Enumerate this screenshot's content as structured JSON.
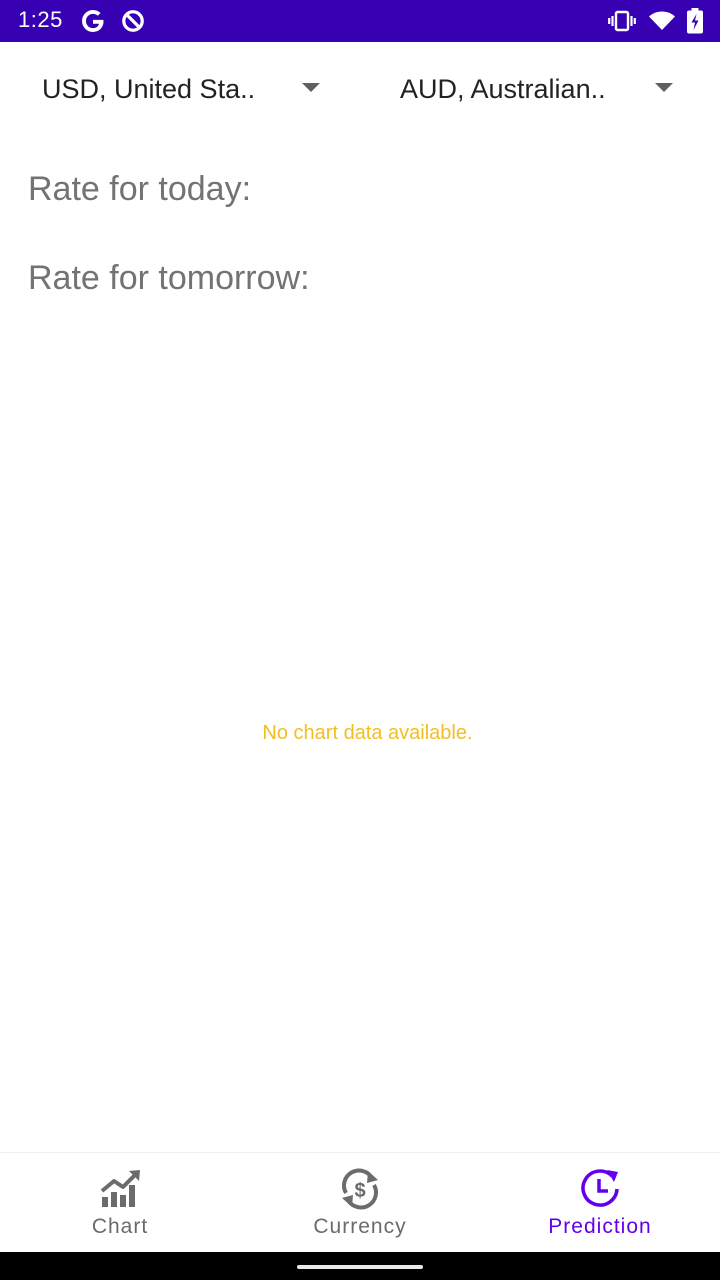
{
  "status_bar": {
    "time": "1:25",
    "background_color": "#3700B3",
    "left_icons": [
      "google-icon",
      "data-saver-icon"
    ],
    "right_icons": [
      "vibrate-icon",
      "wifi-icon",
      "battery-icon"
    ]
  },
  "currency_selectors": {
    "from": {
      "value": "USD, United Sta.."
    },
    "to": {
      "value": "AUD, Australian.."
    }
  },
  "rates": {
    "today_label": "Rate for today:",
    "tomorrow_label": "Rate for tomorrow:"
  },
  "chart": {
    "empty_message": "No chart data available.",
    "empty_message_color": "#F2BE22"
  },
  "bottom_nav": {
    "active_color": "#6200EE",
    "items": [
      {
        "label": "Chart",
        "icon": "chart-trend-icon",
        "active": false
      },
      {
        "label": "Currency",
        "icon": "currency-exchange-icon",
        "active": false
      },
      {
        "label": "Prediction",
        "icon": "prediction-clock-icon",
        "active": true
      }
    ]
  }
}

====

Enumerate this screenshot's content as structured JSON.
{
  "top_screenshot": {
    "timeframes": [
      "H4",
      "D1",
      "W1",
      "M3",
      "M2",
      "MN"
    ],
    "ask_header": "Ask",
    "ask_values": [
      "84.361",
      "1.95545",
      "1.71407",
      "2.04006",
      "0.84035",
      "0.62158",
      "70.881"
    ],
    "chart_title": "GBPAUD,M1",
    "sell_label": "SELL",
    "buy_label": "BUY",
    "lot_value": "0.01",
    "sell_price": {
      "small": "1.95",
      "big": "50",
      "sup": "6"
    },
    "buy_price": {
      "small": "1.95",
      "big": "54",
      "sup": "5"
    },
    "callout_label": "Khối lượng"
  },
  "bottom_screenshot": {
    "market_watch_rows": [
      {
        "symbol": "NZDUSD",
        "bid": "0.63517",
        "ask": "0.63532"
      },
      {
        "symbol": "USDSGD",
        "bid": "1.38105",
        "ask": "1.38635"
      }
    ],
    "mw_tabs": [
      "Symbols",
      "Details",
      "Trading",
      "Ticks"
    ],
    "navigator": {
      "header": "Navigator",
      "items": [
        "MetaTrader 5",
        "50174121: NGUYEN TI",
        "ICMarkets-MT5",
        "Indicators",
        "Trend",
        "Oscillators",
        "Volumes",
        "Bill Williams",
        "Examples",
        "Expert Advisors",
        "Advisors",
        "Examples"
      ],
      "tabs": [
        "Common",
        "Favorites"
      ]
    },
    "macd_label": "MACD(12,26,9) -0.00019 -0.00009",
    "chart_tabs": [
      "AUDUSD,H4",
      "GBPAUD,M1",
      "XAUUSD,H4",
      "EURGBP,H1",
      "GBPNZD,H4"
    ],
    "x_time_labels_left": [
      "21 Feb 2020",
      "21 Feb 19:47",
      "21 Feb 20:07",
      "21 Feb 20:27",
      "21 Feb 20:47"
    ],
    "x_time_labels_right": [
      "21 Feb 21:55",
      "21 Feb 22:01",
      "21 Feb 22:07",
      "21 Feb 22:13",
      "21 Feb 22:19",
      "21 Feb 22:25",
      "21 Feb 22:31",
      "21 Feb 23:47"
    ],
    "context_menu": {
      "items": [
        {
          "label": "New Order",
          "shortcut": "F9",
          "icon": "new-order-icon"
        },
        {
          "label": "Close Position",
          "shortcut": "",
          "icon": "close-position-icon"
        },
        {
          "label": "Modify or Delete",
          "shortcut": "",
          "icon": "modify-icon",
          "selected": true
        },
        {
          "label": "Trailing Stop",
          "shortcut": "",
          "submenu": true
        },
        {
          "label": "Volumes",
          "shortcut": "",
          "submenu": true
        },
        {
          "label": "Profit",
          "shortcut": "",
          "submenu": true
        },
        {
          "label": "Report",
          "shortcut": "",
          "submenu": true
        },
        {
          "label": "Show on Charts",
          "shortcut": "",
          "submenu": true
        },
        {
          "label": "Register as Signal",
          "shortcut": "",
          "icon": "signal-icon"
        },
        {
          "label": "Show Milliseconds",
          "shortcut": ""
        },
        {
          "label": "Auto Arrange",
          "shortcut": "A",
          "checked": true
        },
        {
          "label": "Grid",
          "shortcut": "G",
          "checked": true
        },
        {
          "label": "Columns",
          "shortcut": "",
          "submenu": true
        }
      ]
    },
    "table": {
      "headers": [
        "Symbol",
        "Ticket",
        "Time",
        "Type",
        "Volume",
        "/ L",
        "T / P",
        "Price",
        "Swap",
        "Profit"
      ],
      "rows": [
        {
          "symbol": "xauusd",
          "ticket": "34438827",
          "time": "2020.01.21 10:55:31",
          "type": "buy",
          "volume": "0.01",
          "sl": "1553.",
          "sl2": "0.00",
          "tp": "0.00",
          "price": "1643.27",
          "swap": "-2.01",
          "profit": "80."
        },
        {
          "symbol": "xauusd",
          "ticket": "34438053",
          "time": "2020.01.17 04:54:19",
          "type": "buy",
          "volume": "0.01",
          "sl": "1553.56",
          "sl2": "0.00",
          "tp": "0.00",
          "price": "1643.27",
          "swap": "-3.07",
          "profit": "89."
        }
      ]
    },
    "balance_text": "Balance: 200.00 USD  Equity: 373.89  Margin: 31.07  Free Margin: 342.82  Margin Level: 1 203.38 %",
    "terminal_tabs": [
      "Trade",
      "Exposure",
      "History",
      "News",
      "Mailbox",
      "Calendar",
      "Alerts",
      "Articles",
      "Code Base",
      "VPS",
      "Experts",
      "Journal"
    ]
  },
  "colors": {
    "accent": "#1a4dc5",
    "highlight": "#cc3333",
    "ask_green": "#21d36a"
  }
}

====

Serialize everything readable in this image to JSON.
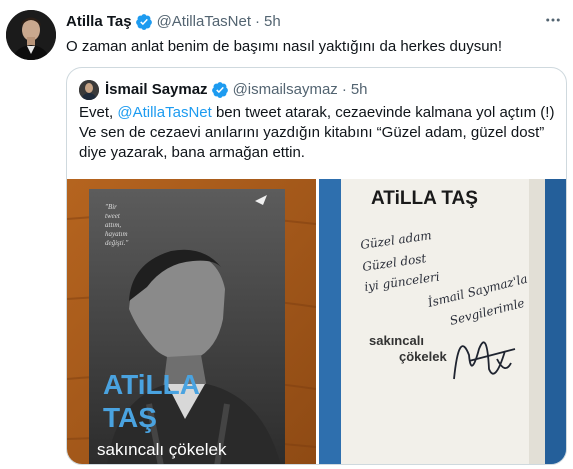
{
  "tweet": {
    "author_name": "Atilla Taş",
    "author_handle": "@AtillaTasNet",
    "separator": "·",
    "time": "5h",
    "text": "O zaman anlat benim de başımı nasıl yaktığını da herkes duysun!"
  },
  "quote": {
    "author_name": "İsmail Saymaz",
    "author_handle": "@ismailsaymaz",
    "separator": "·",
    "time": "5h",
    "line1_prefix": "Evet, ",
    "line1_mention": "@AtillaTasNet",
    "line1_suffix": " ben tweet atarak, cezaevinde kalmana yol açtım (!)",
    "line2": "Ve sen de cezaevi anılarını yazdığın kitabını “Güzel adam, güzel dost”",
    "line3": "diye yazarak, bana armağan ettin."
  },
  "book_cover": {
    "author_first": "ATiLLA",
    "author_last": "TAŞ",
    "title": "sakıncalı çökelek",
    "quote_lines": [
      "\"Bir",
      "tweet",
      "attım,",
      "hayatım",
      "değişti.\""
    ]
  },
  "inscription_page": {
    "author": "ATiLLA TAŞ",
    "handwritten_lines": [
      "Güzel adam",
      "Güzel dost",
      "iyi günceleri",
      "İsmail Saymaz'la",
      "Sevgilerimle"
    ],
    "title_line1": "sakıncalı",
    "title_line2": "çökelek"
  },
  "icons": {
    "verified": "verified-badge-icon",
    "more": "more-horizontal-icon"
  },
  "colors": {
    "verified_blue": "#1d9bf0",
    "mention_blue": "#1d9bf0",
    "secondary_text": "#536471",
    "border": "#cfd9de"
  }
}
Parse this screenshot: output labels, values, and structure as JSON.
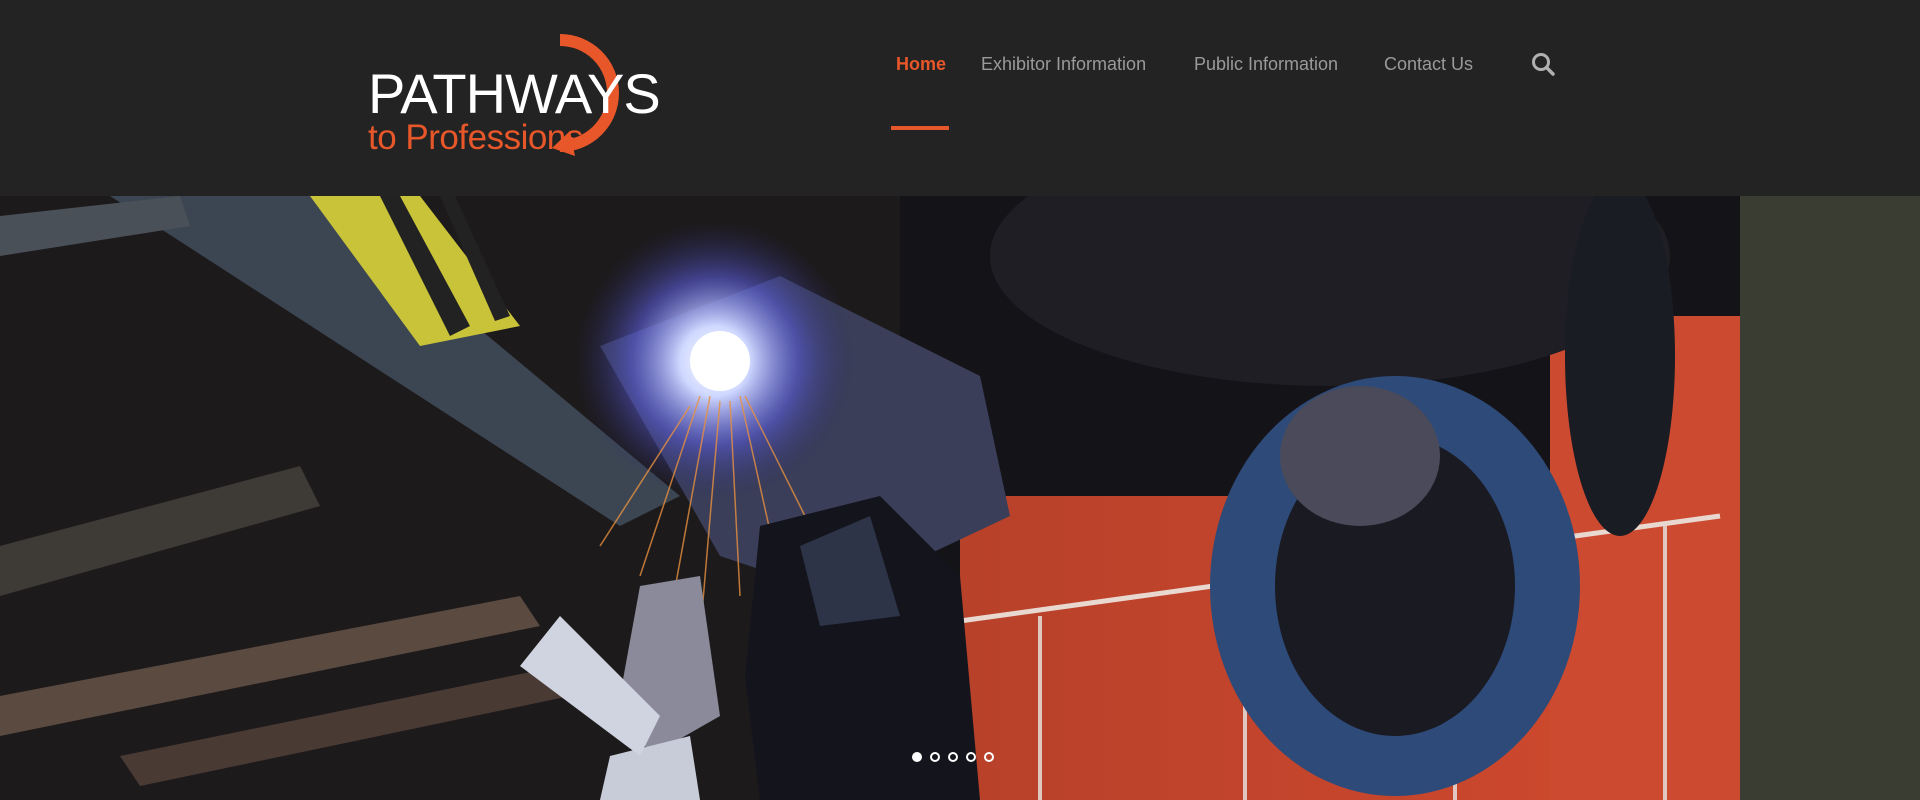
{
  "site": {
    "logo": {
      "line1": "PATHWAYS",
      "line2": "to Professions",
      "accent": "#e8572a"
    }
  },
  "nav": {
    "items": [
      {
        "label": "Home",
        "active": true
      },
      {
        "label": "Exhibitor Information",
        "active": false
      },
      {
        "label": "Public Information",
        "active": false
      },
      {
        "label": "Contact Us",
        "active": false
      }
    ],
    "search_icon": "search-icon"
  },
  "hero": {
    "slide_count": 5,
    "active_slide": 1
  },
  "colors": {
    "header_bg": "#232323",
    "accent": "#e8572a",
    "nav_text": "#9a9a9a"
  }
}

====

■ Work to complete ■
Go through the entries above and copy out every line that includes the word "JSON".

■ Written answer ■
Enumerate this screenshot's content as structured JSON.
Enumerate this screenshot's content as structured JSON.
Serialize everything readable in this image to JSON.
Parse this screenshot: output labels, values, and structure as JSON.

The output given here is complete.